Comparing Acquisitive Crime to Rape
The logic of victim blaming says that by being in a certain place, or wearing a certain thing, or consuming a certain substance, or being in a certain relationship, a woman has forfeited protections against violence. Placing responsibility with victims of sexual violence rather than perpetrators is an obvious and grotesque injustice to those who have been abused or attacked, but there’s also a secondary and more widespread effect that applies to all women: by laying out a set of “acceptable” and “unacceptable” behaviours, victim blaming tells women what they may and may not do, and that the punishment for crossing the line could well be rape.
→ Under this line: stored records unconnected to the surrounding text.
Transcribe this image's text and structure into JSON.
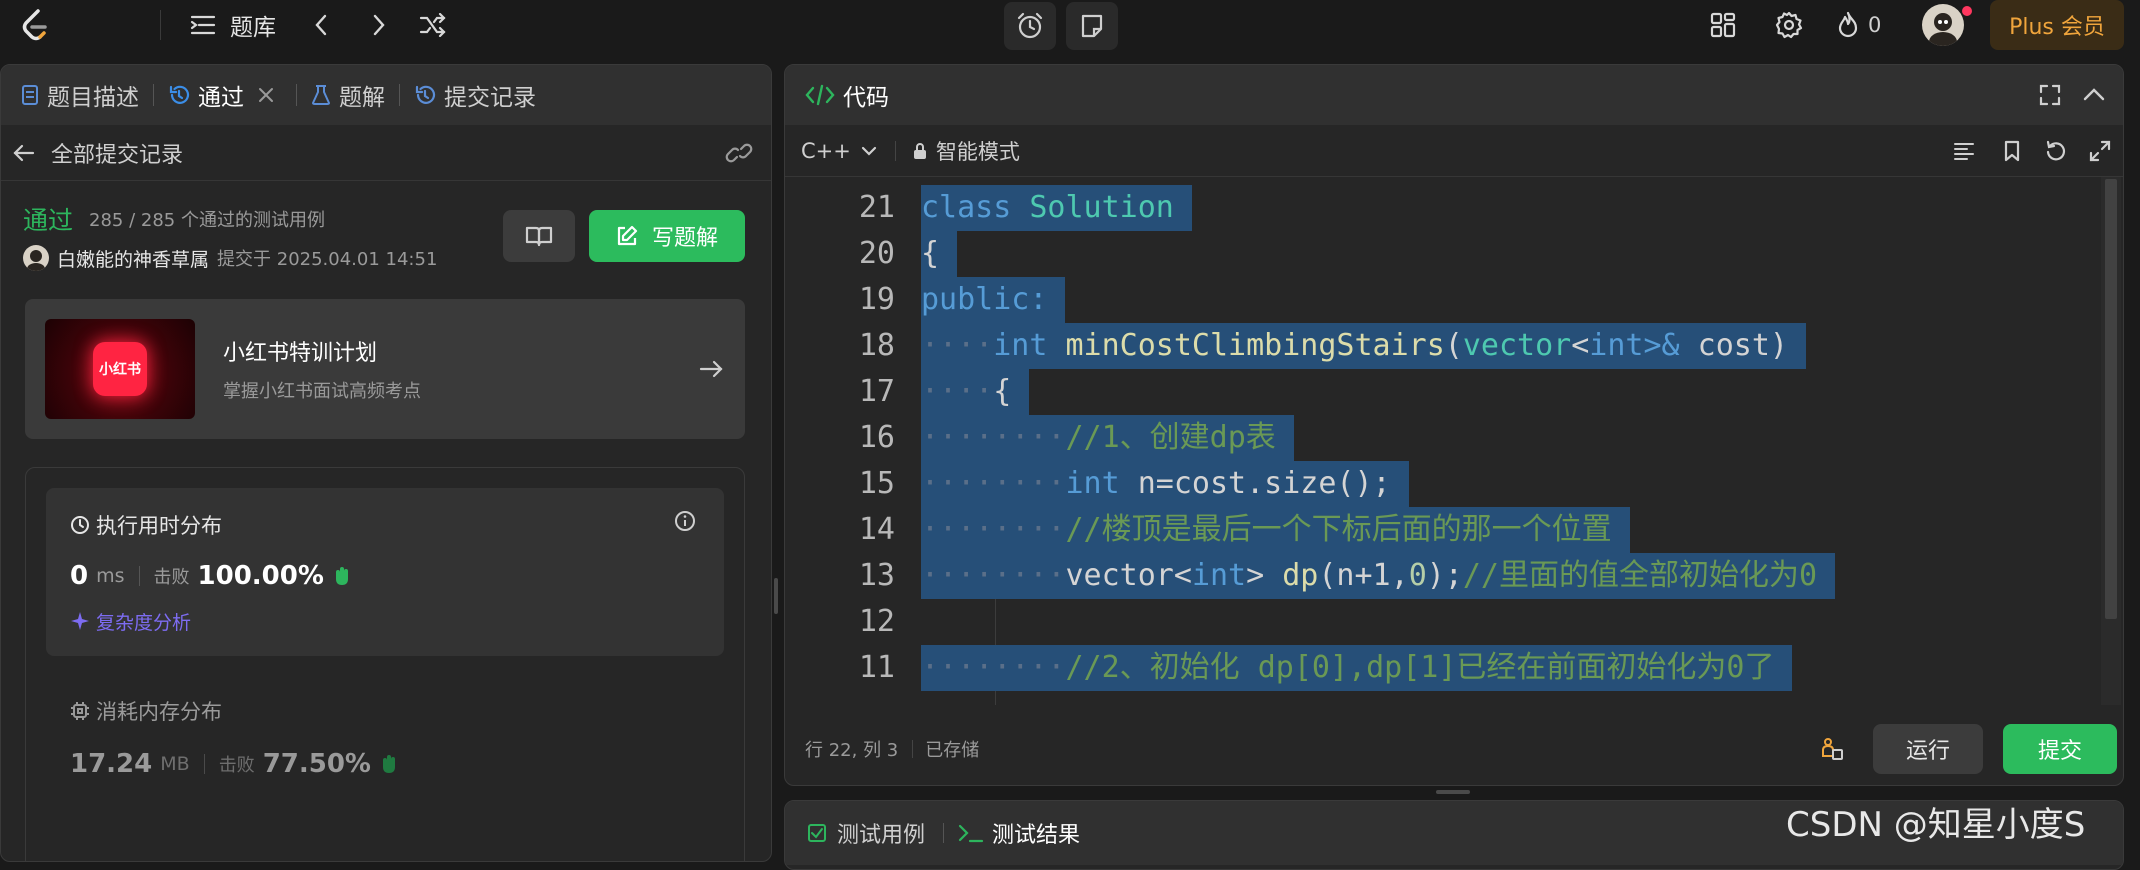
{
  "topbar": {
    "nav_label": "题库",
    "streak_count": "0",
    "plus_label": "Plus 会员"
  },
  "left_panel": {
    "tabs": [
      {
        "label": "题目描述"
      },
      {
        "label": "通过"
      },
      {
        "label": "题解"
      },
      {
        "label": "提交记录"
      }
    ],
    "back_label": "全部提交记录",
    "status": "通过",
    "tests_passed": "285 / 285 个通过的测试用例",
    "author": "白嫩能的神香草属",
    "submitted_at": "提交于 2025.04.01 14:51",
    "write_solution": "写题解",
    "promo": {
      "logo_text": "小红书",
      "title": "小红书特训计划",
      "subtitle": "掌握小红书面试高频考点"
    },
    "runtime": {
      "title": "执行用时分布",
      "value": "0",
      "unit": "ms",
      "beat_label": "击败",
      "beat_value": "100.00%",
      "complexity": "复杂度分析"
    },
    "memory": {
      "title": "消耗内存分布",
      "value": "17.24",
      "unit": "MB",
      "beat_label": "击败",
      "beat_value": "77.50%"
    }
  },
  "code_panel": {
    "title": "代码",
    "language": "C++",
    "mode": "智能模式",
    "lines": [
      {
        "num": "21",
        "indent": "",
        "text": ""
      },
      {
        "num": "20",
        "indent": "",
        "text": "{"
      },
      {
        "num": "19",
        "indent": "",
        "text": ""
      },
      {
        "num": "18",
        "indent": "····",
        "text": ""
      },
      {
        "num": "17",
        "indent": "····",
        "text": "{"
      },
      {
        "num": "16",
        "indent": "········",
        "text": "//1、创建dp表"
      },
      {
        "num": "15",
        "indent": "········",
        "text": ""
      },
      {
        "num": "14",
        "indent": "········",
        "text": "//楼顶是最后一个下标后面的那一个位置"
      },
      {
        "num": "13",
        "indent": "········",
        "text": ""
      },
      {
        "num": "12",
        "indent": "",
        "text": ""
      },
      {
        "num": "11",
        "indent": "········",
        "text": "//2、初始化 dp[0],dp[1]已经在前面初始化为0了"
      }
    ],
    "tokens": {
      "l21_kw": "class",
      "l21_ty": "Solution",
      "l19_kw": "public:",
      "l18_kw": "int",
      "l18_fn": "minCostClimbingStairs",
      "l18_p1": "(",
      "l18_ty": "vector",
      "l18_p2": "<",
      "l18_kw2": "int",
      "l18_p3": ">&",
      "l18_var": "cost",
      "l18_p4": ")",
      "l15_kw": "int",
      "l15_rest": "n=cost.size();",
      "l13_a": "vector<",
      "l13_kw": "int",
      "l13_b": ">",
      "l13_fn": "dp",
      "l13_c": "(n+1,",
      "l13_num": "0",
      "l13_d": ");",
      "l13_cm": "//里面的值全部初始化为0"
    },
    "status_position": "行 22, 列 3",
    "status_saved": "已存储",
    "run_label": "运行",
    "submit_label": "提交"
  },
  "bottom_panel": {
    "tab_testcase": "测试用例",
    "tab_result": "测试结果"
  },
  "watermark": "CSDN @知星小度S",
  "colors": {
    "accent_green": "#2cbb5d",
    "status_green": "#2db55d",
    "plus_gold": "#f0a53c",
    "selection": "#264f78",
    "link_purple": "#7d6cf2"
  }
}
But when campaigns such as EVB object to this grotesque logic, there’s a certain refrain that rises up in response, self-satisfied in the belief in its own commonsense: “But shouldn’t we tell women how to avoid becoming victims of crime?” it says. “Don’t we tell people to conceal their possessions to protect themselves from robbery? Isn’t advising women against wearing a short skirt just like advising people not to leave a laptop on display in a parked car?”
You yourself may even find this plausible, but it rests on a fundamental error about what rape is. Rape is not a property crime: it is a violent physical assault. So for the next time someone suggests that telling women to protect themselves against rape is the same as advising people to hide valuable property, here’s a helpful list of ways in which a laptop is not like a vagina.
1. Not every car contains a vagina
When you carefully tuck your high-value portable property under the passenger seat, it’s because you don’t want potential thieves to know it’s there. But draping your vagina in a floor length modesty frock is unlikely to persuade anyone that don’t have one, and therefore might not be worth violating. This is not a quantum mechanics problem. Schödinger’s fanny is not a thing.
2. A laptop is a portable electronic device, a vagina is a body part
Does it whir? Does it make small clicking sounds? Can it be placed in a briefcase and carried around separately to its owner? That is a laptop. Is it a fibromuscular tubular tract located between a woman’s thighs? Vagina. Taking the former from a car would be an act of theft. Penetrating the latter without the woman’s consent would be a physical assault – and that’s true even if the woman has behaved in a way that makes it obvious that she has a vagina and sometimes uses it for fun. No one says to the victim of a beating: “Well, anyone could see you had arms. You were just asking to have them broken with all the waving you do.”
3. You can’t insure a vagina
Having your car broken into and your valuables taken sucks. But, understanding that this is a world where some people can be driven to desperate acts for small rewards, you might make a heavy sigh and sweep up the glass, and then go and put in your insurance claim. Being raped is worse than that. There is no insurance that lets you claim back the state of being not-raped. There’s no cloud backup to restore your pre-rape internal data. You’ve been raped, and that is profoundly horrible.
The idea of rape as a property crime belongs to the pre-feminist era when women were permitted to own nothing apart from that abstract quality called “honour”. Now – oh fortunate modern females! – we are understood to have to rights to all sorts of things, including the right to decide who we do or don’t want in our own orifices. And that’s a right that cannot be forfeited under any circumstance. Whatever we’ve drunk, however we’re dressed and whoever we’ve kissed, a vagina is never a laptop.
This piece is an edited version of one that originally appeared in the Guardian.